*** Block opens ***

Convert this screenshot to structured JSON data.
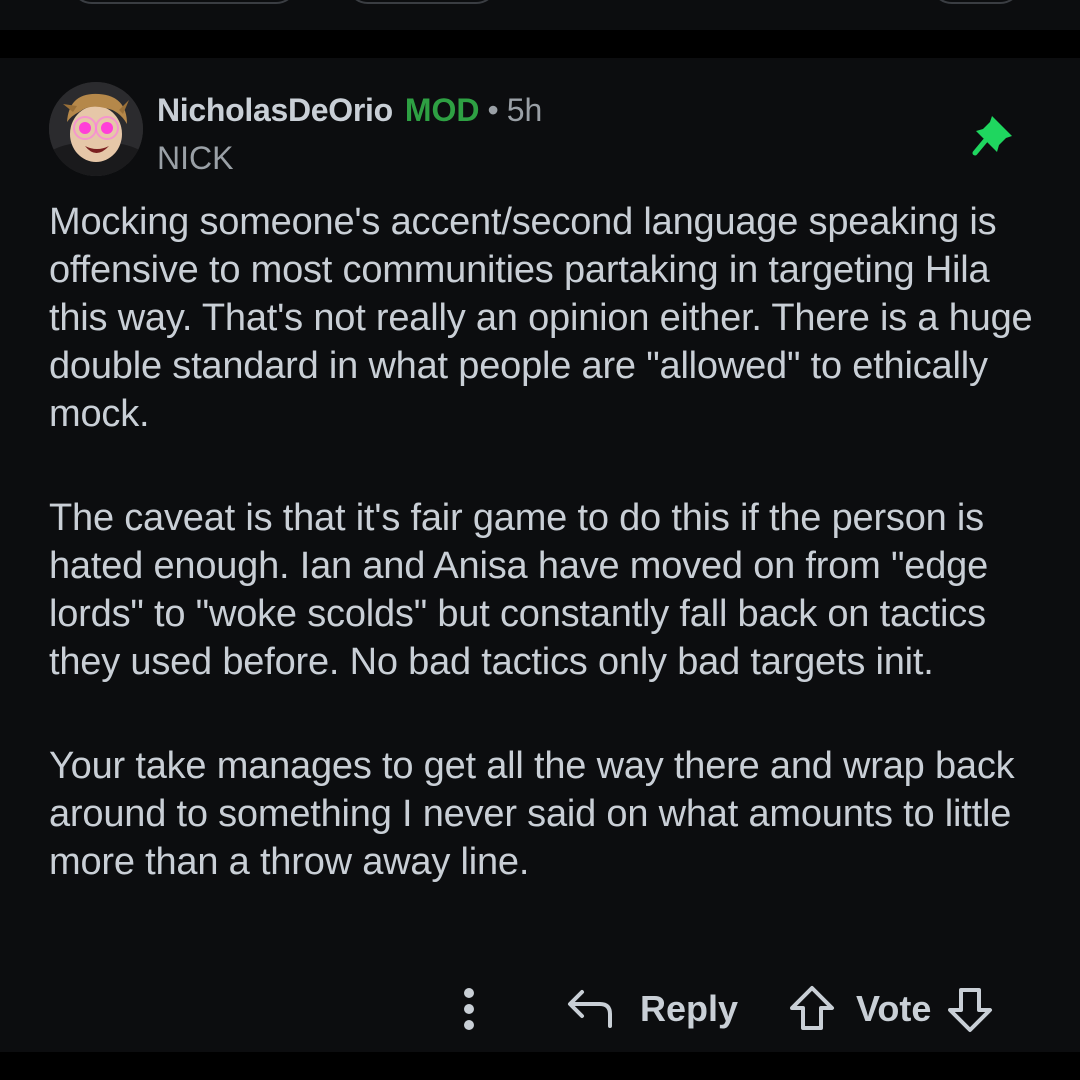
{
  "comment": {
    "username": "NicholasDeOrio",
    "mod_badge": "MOD",
    "separator": "•",
    "time": "5h",
    "flair": "NICK",
    "pin_icon": "pin-icon",
    "paragraphs": [
      "Mocking someone's accent/second language speaking is offensive to most communities partaking in targeting Hila this way. That's not really an opinion either. There is a huge double standard in what people are \"allowed\" to ethically mock.",
      "The caveat is that it's fair game to do this if the person is hated enough. Ian and Anisa have moved on from \"edge lords\" to \"woke scolds\" but constantly fall back on tactics they used before. No bad tactics only bad targets init.",
      "Your take manages to get all the way there and wrap back around to something I never said on what amounts to little more than a throw away line."
    ]
  },
  "actions": {
    "more_icon": "more-vertical-icon",
    "reply_label": "Reply",
    "vote_label": "Vote"
  },
  "colors": {
    "background": "#0c0d0f",
    "text": "#c9cfd6",
    "muted": "#9aa0a6",
    "mod_green": "#2ea043",
    "pin_green": "#1fd65f"
  }
}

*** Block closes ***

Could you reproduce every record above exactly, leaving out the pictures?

Convert this screenshot to structured JSON data.
{
  "comment": {
    "username": "NicholasDeOrio",
    "mod_badge": "MOD",
    "separator": "•",
    "time": "5h",
    "flair": "NICK",
    "pin_icon": "pin-icon",
    "paragraphs": [
      "Mocking someone's accent/second language speaking is offensive to most communities partaking in targeting Hila this way. That's not really an opinion either. There is a huge double standard in what people are \"allowed\" to ethically mock.",
      "The caveat is that it's fair game to do this if the person is hated enough. Ian and Anisa have moved on from \"edge lords\" to \"woke scolds\" but constantly fall back on tactics they used before. No bad tactics only bad targets init.",
      "Your take manages to get all the way there and wrap back around to something I never said on what amounts to little more than a throw away line."
    ]
  },
  "actions": {
    "more_icon": "more-vertical-icon",
    "reply_label": "Reply",
    "vote_label": "Vote"
  },
  "colors": {
    "background": "#0c0d0f",
    "text": "#c9cfd6",
    "muted": "#9aa0a6",
    "mod_green": "#2ea043",
    "pin_green": "#1fd65f"
  }
}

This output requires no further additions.